AUSTRALIAN SITE: China has had a contract with SSC’s Yatharagga station since at least 2011, but the last time it used it was in June 2013. No final date has been given China would lose access to a strategic space tracking station in Western Australia when its contract expires, the facility’s owners said, a decision that cuts into Beijing’s expanding space exploration and navigational capabilities in the Pacific region. The Swedish Space Corp (SSC) has had a contract allowing Beijing access to the satellite antenna at the station since at least 2011. The station is located next to an SSC satellite station primarily used by the US and its agencies, including NASA. The Swedish state-owned company said it would not enter into any new contracts at the Australian site to support Chinese customers after
OFF BORDER ISLAND: The fisheries official disappeared from a patrol vessel wearing a life jacket and leaving behind his shoes, indicating an intentional move, Seoul said North Korean soldiers shot dead a suspected South Korean defector at sea and burned his body as a COVID-19 precaution after he was interrogated in the water over several hours, Seoul military officials said yesterday. It is the first killing of a South Korean citizen by North Korean forces for a decade, and comes with Pyongyang at high alert over the COVID-19 pandemic and inter-Korean relations at a standstill. The fisheries official disappeared from a patrol vessel near the western border island of Yeonpyeong on Monday, the official said. More than 24 hours later, North Korean forces located him in their waters and

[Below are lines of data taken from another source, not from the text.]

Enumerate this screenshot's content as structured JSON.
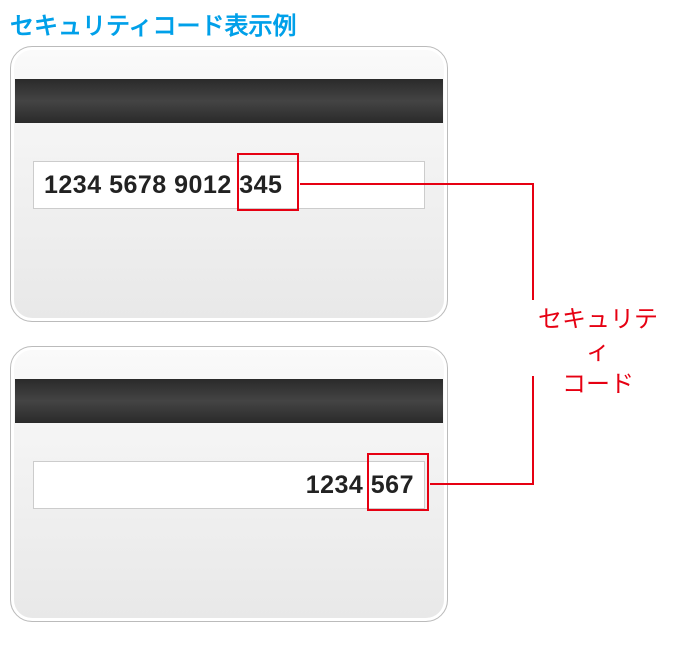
{
  "title": "セキュリティコード表示例",
  "callout": {
    "line1": "セキュリティ",
    "line2": "コード"
  },
  "colors": {
    "accent_blue": "#00a0e9",
    "accent_red": "#e60012"
  },
  "cards": [
    {
      "id": "card1",
      "signature_panel": {
        "align": "left",
        "groups": [
          "1234",
          "5678",
          "9012",
          "345"
        ],
        "security_code_group_index": 3
      }
    },
    {
      "id": "card2",
      "signature_panel": {
        "align": "right",
        "groups": [
          "1234",
          "567"
        ],
        "security_code_group_index": 1
      }
    }
  ]
}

The scarcity of commercial flights landing at Sydney Airport has been a disaster for airlines and workers, but for hobby pilots the COVID-19 pandemic has provided the opportunity of a lifetime. The quieter-than-usual runways mean that private pilots have been given the chance to land at the international airport for the first time. When Sydney Flight College club captain Tim Lindley put out a call, he received an overwhelming response. He eventually organized for 14 light aircraft to fly into Sydney airport on Sunday. “For a lot of the pilots involved, including myself, it was a childhood dream to land in a big